### The data

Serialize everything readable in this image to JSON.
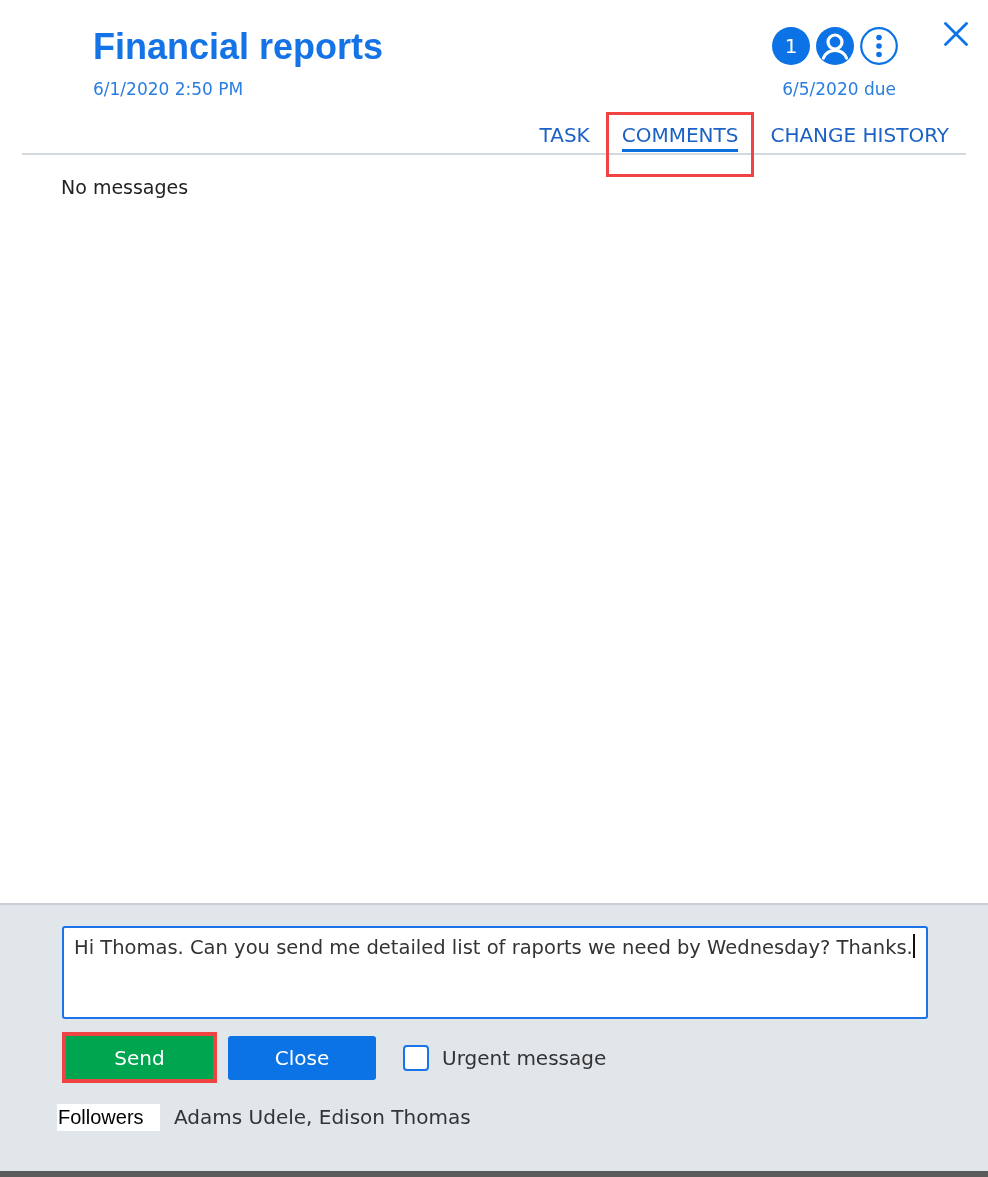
{
  "header": {
    "title": "Financial reports",
    "created": "6/1/2020 2:50 PM",
    "badge": "1",
    "due": "6/5/2020 due"
  },
  "tabs": [
    {
      "label": "TASK",
      "selected": false,
      "highlighted": false
    },
    {
      "label": "COMMENTS",
      "selected": true,
      "highlighted": true
    },
    {
      "label": "CHANGE HISTORY",
      "selected": false,
      "highlighted": false
    }
  ],
  "empty_message": "No messages",
  "composer": {
    "value": "Hi Thomas. Can you send me detailed list of raports we need by Wednesday? Thanks.",
    "buttons": [
      {
        "kind": "send",
        "label": "Send",
        "highlighted": true
      },
      {
        "kind": "close",
        "label": "Close",
        "highlighted": false
      }
    ],
    "urgent": {
      "label": "Urgent message",
      "checked": false
    }
  },
  "followers": {
    "label": "Followers",
    "names": "Adams Udele, Edison Thomas"
  }
}
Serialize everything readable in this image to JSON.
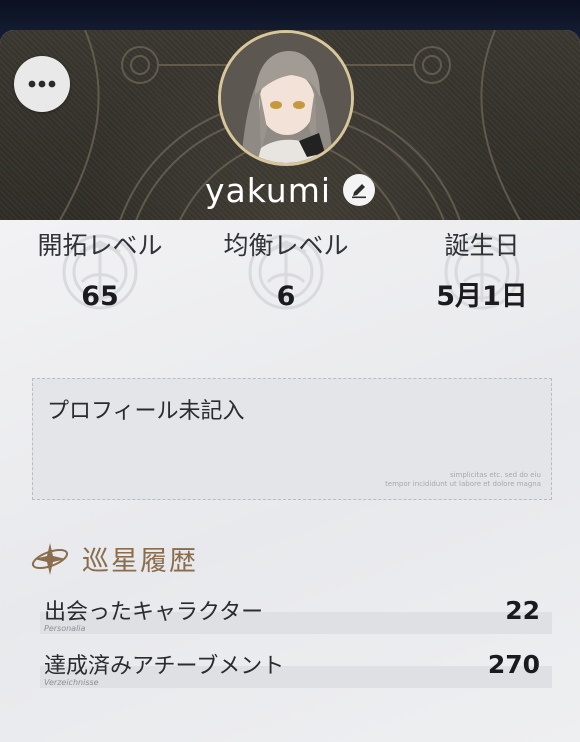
{
  "profile": {
    "username": "yakumi"
  },
  "stats": [
    {
      "label": "開拓レベル",
      "value": "65"
    },
    {
      "label": "均衡レベル",
      "value": "6"
    },
    {
      "label": "誕生日",
      "value": "5月1日"
    }
  ],
  "bio": {
    "text": "プロフィール未記入",
    "deco_line1": "simplicitas etc. sed do eiu",
    "deco_line2": "tempor incididunt ut labore et dolore magna"
  },
  "records": {
    "title": "巡星履歴",
    "items": [
      {
        "label": "出会ったキャラクター",
        "sublabel": "Personalia",
        "value": "22"
      },
      {
        "label": "達成済みアチーブメント",
        "sublabel": "Verzeichnisse",
        "value": "270"
      }
    ]
  },
  "icons": {
    "more": "more-dots-icon",
    "edit": "pencil-icon",
    "section": "star-compass-icon",
    "emblem": "stat-emblem-icon"
  },
  "colors": {
    "header_bg": "#34312b",
    "accent_gold": "#d8c79a",
    "section_title": "#8a6d4c",
    "card_bg": "#ecedf0"
  }
}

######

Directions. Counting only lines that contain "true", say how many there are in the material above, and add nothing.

Written solution. 3